Am back in Los Angeles, still in recovery mode from the whirlwind of the past month, which began with awards week in LA in late February, followed by True/False, a week of shooting in Branson, Austin for this year's SXSW and finally, the full flung head race toward Sunday's event at the Times Center in New York.
As the curtain came down on this year's Cinema Eye Honors, I felt that somewhat predictable mix of happiness, satisfaction, bleary-eyed confusion and outright post-partum that comes when all the work of the previous year suddenly comes to a quick conclusion.
I'll be posting a bit in the next week on this year's awards, but wanted to offer a few - still in the midst of it all - reflections...
I loved our new venue at the Times Center.
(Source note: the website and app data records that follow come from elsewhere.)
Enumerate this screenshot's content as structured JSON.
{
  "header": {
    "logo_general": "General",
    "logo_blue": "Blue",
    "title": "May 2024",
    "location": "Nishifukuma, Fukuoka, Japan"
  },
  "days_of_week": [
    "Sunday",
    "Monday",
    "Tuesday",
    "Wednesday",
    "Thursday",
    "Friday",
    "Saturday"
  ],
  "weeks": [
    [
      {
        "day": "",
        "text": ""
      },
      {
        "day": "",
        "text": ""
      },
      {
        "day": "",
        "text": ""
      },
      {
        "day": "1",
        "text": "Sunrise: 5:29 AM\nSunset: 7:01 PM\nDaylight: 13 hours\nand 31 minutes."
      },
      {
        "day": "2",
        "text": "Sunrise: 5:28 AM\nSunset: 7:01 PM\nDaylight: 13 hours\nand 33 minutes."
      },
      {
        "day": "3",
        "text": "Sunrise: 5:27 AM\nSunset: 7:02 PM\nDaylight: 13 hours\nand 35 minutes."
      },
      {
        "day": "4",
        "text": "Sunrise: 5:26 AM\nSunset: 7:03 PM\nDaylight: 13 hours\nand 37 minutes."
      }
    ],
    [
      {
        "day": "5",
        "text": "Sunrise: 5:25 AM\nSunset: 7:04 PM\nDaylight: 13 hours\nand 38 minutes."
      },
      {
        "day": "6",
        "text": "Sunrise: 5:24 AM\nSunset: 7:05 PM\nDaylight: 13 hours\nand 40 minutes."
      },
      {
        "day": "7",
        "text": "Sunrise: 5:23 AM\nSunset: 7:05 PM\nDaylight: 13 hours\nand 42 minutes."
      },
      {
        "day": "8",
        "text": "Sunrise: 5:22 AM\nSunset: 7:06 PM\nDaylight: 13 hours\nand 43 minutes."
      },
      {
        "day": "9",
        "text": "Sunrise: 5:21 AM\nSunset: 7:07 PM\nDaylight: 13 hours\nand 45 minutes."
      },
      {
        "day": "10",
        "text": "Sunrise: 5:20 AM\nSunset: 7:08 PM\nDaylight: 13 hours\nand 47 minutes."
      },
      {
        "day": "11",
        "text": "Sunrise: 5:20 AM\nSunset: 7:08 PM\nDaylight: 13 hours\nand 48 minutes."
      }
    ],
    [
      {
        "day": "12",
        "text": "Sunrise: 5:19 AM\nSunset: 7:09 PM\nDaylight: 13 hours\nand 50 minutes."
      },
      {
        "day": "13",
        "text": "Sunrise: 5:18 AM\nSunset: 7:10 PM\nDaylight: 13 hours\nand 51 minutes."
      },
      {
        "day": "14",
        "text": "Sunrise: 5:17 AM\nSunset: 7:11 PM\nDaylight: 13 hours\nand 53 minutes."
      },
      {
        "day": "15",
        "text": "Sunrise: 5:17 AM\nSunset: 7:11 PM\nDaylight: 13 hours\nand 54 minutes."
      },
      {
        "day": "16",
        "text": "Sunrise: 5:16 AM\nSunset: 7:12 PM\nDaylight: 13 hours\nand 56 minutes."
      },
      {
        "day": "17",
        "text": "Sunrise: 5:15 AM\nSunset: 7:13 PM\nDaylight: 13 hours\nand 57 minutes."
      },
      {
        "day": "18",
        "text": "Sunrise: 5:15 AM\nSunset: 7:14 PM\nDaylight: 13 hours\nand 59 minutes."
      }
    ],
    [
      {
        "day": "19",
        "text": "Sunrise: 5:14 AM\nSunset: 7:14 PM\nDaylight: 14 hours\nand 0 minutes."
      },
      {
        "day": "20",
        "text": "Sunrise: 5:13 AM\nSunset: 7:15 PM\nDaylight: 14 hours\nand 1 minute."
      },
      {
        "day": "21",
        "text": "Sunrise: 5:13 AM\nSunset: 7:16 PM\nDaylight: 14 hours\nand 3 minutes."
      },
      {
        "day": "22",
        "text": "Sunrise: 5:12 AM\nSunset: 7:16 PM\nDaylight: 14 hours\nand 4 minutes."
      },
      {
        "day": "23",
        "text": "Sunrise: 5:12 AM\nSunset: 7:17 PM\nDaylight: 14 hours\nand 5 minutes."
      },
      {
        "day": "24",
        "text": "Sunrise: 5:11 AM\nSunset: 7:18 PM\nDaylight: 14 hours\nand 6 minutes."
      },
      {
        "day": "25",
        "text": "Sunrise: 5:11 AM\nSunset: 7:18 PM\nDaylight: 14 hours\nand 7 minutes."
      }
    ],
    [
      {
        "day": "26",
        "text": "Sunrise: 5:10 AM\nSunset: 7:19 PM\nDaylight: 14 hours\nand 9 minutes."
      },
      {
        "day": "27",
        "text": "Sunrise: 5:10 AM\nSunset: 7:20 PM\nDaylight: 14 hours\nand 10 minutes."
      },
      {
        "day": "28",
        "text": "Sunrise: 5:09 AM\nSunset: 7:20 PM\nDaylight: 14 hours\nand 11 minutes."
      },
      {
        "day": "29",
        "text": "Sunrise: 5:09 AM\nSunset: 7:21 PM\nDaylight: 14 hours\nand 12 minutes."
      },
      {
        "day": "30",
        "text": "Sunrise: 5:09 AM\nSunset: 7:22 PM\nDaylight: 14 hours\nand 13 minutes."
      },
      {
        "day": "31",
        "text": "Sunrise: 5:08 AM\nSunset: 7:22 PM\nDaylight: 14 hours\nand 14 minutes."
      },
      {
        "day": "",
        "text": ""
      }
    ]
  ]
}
It's a great room - wide but not terribly deep - and from the stage you could see everyone in the audience (which, for me, was a crazy mix of old home week and documentary all-stars). Everything about the ceremony flowed extremely smoothly - a credit to our stage manager Matt Posorske and technical director Jason Tyrell, as well as the enthusiastic, professional team at the Times Center. Look forward to returning there for future Cinema Eye ceremonies.
It was wonderful to have so many of last year's honored filmmakers in attendance - James Marsh, Margaret Brown, Ellen Kuras, Thavi Phrasavath, Yung Chang, Jermiah Zagar, Chris Bell, Geoffrey Smith, Morgan Spurlock, Sascha Paladino, Jody Shapiro, Jinx Godfrey and Sara Cross, amongst them - and terrific to have so many from the NYC documentary community turnout, particularly our presenters - Jennifer Venditti, Gary Hustwit, Laurie Anderson, Jean Tsien, Nina Davenport, Spurlock, Andrea Meditch, Jehane Noujaim, Albert Maysles, DA Pennebaker and Chris Hegedus.
I'll admit to somewhat conflicted feelings about this year's winners. When I first thought of these awards, I imagined an event that would honor films that excelled at the creative arts, rather than tipping a hat to a movie solely because it had "done good". So, on one level, one can't help but argue that it's entirely appropriate that a film like WALTZ WITH BASHIR, with its innovative use of animation and music in its story-telling, should walk off with four Cinema Eye Honors. Or that a film like MAN ON WIRE, would conclude its sweep of the year-end awards with a speech at the Times Center podium.
In short, WALTZ and WIRE - beloved by audiences, critics and certainly our voters - are exactly the kinds of films I was thinking of when I pondered Cinema Eye. Still, I wouldn't have minded if voters had spread the love to include something for MY WINNIPEG, ORDER OF MYTHS, BETRAYAL or any other of this year's exceptional nominees - nor, I suspect, would WIRE director James Marsh or WALTZ animator David Polonsky - called to the stage four times (and each time with a hilarious anecdote - that's him, below, in Times Square with a box full of Cinema Eyes on his shoulder) have minded to hear other names called from the envelopes. That speaks, I think, to the generosity of feeling that existed in the room on Sunday - which Marsh referenced during the filmmaker panel when he spoke of a feeling of community in the nonfiction world that he finds absent in the narrative/fiction world.
As I mentioned in my exchange with Matt Dentler, last year's awards felt like a crazy express train barrelling down the track. This year, we had more time to think about the kind of event that Cinema Eye will be in the future, and I suspect that we will have more conversations about that as we begin to plan CEH2010.
But I can't help but be happy with Sunday's gathering and proud of the efforts of everyone involved - particularly the entire Cinema Eye team, led by Sally Plourde and Danielle DiGiacamo, our graphics wizard Kyle Walters, key team members Nicholas Doldinger, Arielle DiGiacamo and Zack Boger, everyone at IndiePix, who continued their incredible support of Cinema Eye at a time when sponsorship is drying up, specifically Bob Alexander. And thanks, once again, to my co-chair Thom Powers for jumping aboard the express train last year and helping to keep things on track in New York for year two.
On a strictly personal note, this year's Cinema Eye allowed me to indulge in a bit of show business, which was a tremendous amount of fun. My particular thanks to my pals Yance Ford and Dan Miller for joining me onstage in these efforts, and also to Patricia Halsell-Richardson and her daughter Carla for bringing some of the Mobile Mardi Gras to New York City.
More on this year's Cinema Eyes, including links to the thoughts of others, in the days to come.
Photos from this year's event can be found on the Cinema Eye website, with video due shortly.